I happened to pick up a copy of “Top Dog,” subtitled The Science of Winning and Losing, apparently making the rounds with an avalanche of favorable pop science press and publicity. Golf doesn’t figure heavily in the storyline, although there are a few references, but I find myself coming back to it as the authors veer from various circumstances to make their points. For instance, they pose the question regarding the following flip side of the coin regarding a soccer penalty kick.
Which situation would you rather be in?
- Your team is down by one, and you have to make it to tie; if you miss, your team will lose.
- Your team is tied, and you don’t have to make it, but if you do make it, you’ll win.
A similar situation occurs routinely in golf and will be recognizable to anyone with a penchant for the game’s most traditional and agonizing format: match play, such as we get it in pitying small doses in events like the Ryder, Solheim, Curtis and Walker Cups.
A putt to win the hole is obviously easier than one to halve it. Only the stakes have changed. Research shows that in the above scenario, the ball finds the net 30 percent fewer times, such is the psychological baggage. It’s the difference between what’s characterized as a threat (the team down) and the challenge (for the win). One only need recall the pressure on the shoulders of Herr Langer along the South Carolina coast to wonder if in golf the 30 percent figure might be conservative.
In any event the example serves to underscore one endearing and inherent aspect of golf’s complexity.
An earlier part of the book highlights the differences between competing against a clock and alongside an opponent. Humans, it seems, far prefer and do better pitted against someone. We perform better when the competitor is in our sights, as in a race. The heat of the moment, the sense of the occasion, the crowd can spur us on to remarkable feats. A distinction is made between what’s known as extrinsic and intrinsic motivation. On our own, if I have this right, the motivation is intrinsic. The presence of a direct competitor ups the ante, spurs the competitive juices. It is extrinsic and it improves performance. Better times, for instance, even for a competitor who doesn’t necessarily win.

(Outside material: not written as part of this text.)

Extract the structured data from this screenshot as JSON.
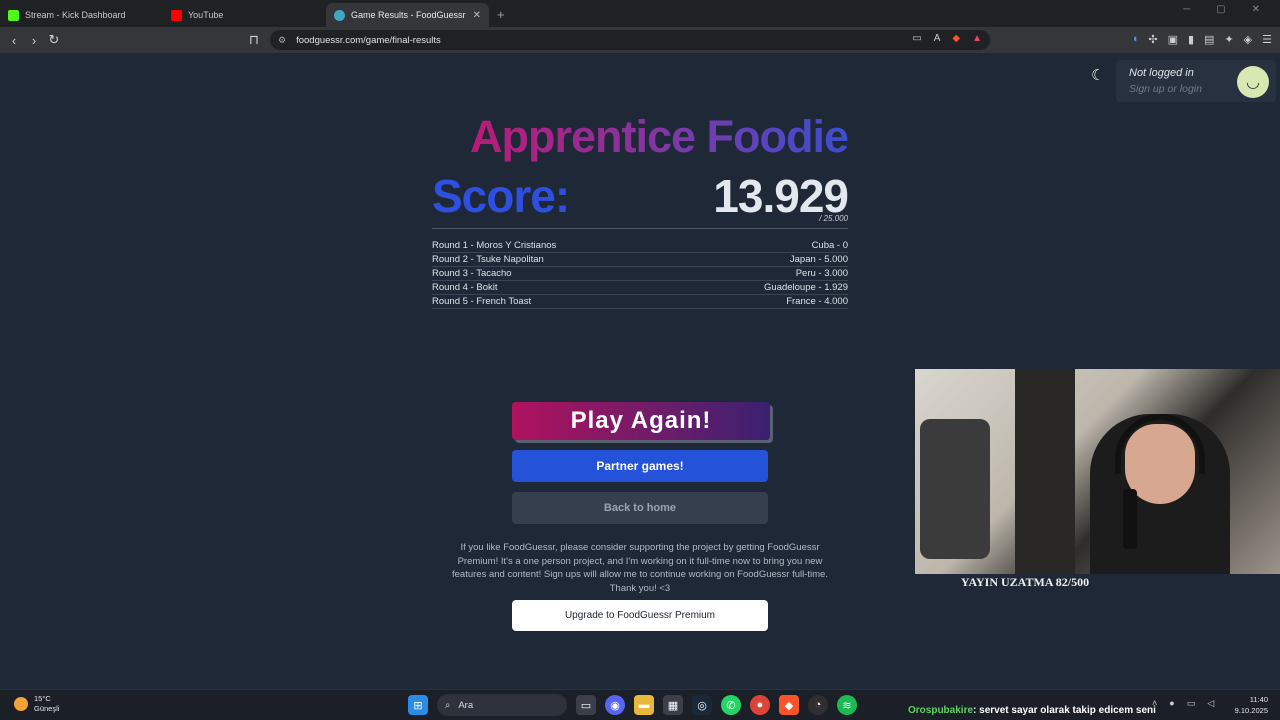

Here again golf offers another layer. During rounds of medal play the golfer must perform well intrinsically. His nearest competitor(s) may be hours from teeing off. Then, perhaps should be begin the final days round in sight of the lead, or even in the final pairing, he may have at least a general idea of his direct competitor. It may, however, be foolhardy to give the matter a second thought. Numerous others he’s never laid eyes on can pass him. Carole Semple Thompson, an exceptional match play champion, told me she hardly paid her opponents more than a glance – but match and medal play are not the same.
Golf, it would seem, offers a much more complex psychological landscape than other sports – a mix of intrinsic and extrinsic. Much harder, not to belittle the feat, than, say, overtaking a swimmer with an advantage in the anchor leg of a race.
There’s also this, a finding related to the study of SAT scores. The study identified something called the “N-Effect,” which holds that the more competitors involved, “the worse outcome for the individuals who are participating.”
When there are only a few people in the race, we put our foot on the gas, working harder and harder to outpace our competitors. And the competition becomes very personal, a referendum on our own ability.
“In contrast, when we are against many, many competitors,” says [Professor Steven] Garcia, “we don’t care as much about how we stack up against one other competitor. Once the crowd is large enough that we don’t feel the element of personal competition, the result doesn’t feel like a personal statement of our worth, so we don’t try as hard.”
If this is indeed, true, it suggests an additional invisible element tugging at the professional golfer struggling against a large, competent, determined – and as noted – real if largely ephemeral field.